MSAT was developed as a new product platform which utilised low value red meat primals and trims, to generate a versatile value added red meat products (shape, size and textures).  MSAT equipment and processes was developed to a point requiring commercial proving.
Projects included:
P.PIP.0136 - Development of commercial prototype Meat Strip Alignment Technology nozzle (2006)P.PIP.0144 - Development of MSAT Research Samples for the Japanese market (2008)A.MPT.0018 - Commercialisation of MSAT (2008)P.PSH.0217 - Preliminary Evaluation of Restructured Beef and Lamb Products Produced using Mincing Plates Developed by
Thompson Meat Machinery (2006)P.COM.0122, A.MPT.0003, 0004, 0014, 0015 funded commercial trials, IP costs and technical advice for MSAT.
Early project termination was recommended by the technical project consultative group due to inconclusive feedback from the MSAT evaluation process (negative feedback on eating quality and pricing).
Other research
M.134 - Reformed Portion Products (1993). The aim of this project was to develop a convenient, portion controlled beef based product suitable for the Retail and Food Service sectors. An innovative product was developed which comprises a beef outer casing with a centre composed of sauce and vegetables.
M.188 (1992) summarised the findings of consumer and food service industry research into the likely market acceptance of and positioning of restructured meat, being minute steaks, schnitzel and pre-cooked lamb and beef.
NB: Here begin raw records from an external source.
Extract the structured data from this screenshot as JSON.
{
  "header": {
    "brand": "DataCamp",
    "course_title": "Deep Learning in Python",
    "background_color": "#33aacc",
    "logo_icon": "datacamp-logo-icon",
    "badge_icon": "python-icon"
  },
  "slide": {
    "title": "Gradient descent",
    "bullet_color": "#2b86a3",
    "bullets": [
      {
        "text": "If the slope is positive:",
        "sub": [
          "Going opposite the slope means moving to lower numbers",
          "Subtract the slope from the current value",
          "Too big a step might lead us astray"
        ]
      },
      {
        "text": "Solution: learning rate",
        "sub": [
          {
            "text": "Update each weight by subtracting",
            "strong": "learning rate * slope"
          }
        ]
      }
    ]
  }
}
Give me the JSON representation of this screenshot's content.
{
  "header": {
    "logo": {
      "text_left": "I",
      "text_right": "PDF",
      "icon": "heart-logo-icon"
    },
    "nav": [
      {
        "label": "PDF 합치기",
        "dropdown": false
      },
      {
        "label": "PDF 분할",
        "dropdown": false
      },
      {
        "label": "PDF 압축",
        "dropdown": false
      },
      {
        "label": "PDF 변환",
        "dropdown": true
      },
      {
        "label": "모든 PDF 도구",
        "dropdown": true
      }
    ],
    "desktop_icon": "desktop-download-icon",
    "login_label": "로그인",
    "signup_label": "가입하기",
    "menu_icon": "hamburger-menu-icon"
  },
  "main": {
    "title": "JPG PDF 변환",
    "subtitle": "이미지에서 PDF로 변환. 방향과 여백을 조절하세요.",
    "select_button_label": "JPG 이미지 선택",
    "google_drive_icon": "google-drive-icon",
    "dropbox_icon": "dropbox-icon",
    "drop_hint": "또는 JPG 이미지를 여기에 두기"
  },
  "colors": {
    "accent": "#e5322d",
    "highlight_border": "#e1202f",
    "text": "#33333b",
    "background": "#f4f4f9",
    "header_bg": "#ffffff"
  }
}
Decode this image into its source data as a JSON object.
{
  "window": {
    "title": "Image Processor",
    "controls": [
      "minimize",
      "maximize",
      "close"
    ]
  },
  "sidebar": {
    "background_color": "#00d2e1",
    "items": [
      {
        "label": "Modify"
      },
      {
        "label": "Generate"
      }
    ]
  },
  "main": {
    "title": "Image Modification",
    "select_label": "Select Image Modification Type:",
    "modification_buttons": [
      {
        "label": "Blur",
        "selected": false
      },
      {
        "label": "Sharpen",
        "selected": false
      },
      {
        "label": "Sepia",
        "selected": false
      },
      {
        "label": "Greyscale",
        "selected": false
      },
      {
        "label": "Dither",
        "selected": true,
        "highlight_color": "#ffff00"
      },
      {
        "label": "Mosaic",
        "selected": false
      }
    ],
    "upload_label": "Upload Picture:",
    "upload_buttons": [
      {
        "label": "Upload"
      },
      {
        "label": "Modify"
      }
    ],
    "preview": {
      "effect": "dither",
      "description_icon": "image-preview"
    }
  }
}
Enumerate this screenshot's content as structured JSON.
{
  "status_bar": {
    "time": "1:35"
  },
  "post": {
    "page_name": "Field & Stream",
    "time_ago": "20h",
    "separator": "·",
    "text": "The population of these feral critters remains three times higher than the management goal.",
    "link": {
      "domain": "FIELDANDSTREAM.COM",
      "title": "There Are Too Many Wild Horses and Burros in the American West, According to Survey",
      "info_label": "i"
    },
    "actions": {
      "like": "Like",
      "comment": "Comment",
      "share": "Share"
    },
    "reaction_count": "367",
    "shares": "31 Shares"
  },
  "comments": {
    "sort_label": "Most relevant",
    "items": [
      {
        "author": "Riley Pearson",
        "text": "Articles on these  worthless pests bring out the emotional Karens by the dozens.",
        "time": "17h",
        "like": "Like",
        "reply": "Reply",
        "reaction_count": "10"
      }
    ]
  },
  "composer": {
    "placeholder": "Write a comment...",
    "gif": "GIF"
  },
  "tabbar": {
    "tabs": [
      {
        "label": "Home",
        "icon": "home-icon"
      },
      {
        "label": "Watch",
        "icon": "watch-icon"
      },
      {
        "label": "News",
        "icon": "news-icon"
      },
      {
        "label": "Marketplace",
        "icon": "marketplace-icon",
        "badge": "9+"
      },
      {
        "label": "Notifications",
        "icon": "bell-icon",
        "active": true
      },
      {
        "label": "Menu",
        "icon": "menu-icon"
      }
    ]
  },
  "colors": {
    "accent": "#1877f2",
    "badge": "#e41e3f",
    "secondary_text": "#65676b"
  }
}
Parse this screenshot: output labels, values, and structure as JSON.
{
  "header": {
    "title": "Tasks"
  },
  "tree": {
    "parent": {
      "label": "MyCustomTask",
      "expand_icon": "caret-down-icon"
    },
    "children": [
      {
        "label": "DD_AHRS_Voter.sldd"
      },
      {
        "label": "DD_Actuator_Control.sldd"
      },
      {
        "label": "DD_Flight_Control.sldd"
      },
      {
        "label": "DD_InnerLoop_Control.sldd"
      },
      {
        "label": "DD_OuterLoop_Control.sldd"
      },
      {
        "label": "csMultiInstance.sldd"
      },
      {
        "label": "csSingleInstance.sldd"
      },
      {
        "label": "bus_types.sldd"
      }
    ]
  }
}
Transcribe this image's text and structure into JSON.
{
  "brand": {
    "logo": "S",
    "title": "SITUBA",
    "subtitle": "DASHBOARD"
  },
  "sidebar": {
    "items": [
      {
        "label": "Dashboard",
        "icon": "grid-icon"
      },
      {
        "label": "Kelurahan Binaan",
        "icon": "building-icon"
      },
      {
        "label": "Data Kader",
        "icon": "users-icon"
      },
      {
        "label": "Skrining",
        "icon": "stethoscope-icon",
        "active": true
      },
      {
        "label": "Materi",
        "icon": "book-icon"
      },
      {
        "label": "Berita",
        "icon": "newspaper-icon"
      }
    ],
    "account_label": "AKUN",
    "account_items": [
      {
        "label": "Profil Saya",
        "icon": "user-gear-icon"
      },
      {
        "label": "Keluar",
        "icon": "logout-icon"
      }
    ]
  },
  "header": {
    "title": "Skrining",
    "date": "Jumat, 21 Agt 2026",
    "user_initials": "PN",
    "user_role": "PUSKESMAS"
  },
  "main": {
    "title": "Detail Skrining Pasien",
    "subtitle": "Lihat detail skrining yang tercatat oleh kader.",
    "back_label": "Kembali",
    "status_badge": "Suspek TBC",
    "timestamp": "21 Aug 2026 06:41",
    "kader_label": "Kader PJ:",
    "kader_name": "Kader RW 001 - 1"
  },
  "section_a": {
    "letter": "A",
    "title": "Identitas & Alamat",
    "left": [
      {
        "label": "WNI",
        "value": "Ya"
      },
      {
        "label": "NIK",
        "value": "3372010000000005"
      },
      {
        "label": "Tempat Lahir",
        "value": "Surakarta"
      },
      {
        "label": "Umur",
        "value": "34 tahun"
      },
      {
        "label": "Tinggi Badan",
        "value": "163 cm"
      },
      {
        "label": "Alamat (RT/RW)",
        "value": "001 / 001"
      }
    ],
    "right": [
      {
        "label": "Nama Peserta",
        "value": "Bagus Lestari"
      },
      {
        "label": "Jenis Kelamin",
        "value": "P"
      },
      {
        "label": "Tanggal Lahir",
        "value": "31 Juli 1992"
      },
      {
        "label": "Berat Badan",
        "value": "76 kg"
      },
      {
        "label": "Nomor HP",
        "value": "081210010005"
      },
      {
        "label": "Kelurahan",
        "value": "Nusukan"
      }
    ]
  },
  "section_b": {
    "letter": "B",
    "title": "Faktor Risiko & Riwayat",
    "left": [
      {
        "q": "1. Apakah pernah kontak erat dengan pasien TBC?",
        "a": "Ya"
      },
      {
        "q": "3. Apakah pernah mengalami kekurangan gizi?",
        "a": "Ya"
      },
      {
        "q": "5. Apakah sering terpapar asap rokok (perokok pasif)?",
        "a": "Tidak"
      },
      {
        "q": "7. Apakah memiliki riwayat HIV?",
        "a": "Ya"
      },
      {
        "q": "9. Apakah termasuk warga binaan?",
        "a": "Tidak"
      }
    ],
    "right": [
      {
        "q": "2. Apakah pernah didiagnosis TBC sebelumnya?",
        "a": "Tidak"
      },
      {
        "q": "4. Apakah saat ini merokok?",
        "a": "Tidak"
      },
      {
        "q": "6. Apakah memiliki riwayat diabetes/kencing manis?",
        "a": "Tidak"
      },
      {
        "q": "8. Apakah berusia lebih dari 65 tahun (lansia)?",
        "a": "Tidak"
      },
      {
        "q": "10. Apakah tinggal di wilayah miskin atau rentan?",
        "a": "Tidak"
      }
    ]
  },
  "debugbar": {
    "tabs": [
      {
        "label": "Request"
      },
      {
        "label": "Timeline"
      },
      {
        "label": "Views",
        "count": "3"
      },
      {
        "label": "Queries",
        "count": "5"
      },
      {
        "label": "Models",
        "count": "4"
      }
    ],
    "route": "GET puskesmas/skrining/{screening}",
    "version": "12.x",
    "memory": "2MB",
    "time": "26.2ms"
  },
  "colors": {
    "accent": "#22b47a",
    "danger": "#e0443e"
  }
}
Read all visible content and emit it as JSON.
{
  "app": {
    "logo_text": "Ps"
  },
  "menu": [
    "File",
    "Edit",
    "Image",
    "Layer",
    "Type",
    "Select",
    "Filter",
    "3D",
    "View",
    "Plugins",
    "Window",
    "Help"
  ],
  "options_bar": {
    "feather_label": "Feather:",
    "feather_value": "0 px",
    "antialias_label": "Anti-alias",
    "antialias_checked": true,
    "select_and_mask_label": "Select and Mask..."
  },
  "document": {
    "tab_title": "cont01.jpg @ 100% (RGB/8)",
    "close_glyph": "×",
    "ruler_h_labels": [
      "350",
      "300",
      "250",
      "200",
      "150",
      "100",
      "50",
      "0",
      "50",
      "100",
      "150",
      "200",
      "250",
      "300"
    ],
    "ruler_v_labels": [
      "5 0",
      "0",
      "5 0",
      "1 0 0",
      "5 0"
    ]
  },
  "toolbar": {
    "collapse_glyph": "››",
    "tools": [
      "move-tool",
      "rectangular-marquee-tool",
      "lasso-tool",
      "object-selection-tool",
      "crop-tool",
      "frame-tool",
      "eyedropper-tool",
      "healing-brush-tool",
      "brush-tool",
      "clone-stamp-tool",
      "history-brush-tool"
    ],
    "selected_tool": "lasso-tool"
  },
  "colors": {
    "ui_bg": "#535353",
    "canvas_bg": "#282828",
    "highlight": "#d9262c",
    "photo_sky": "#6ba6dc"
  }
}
More information

Project manager: Antoine Valterio
Primary researcher: Thomas Meat Machinery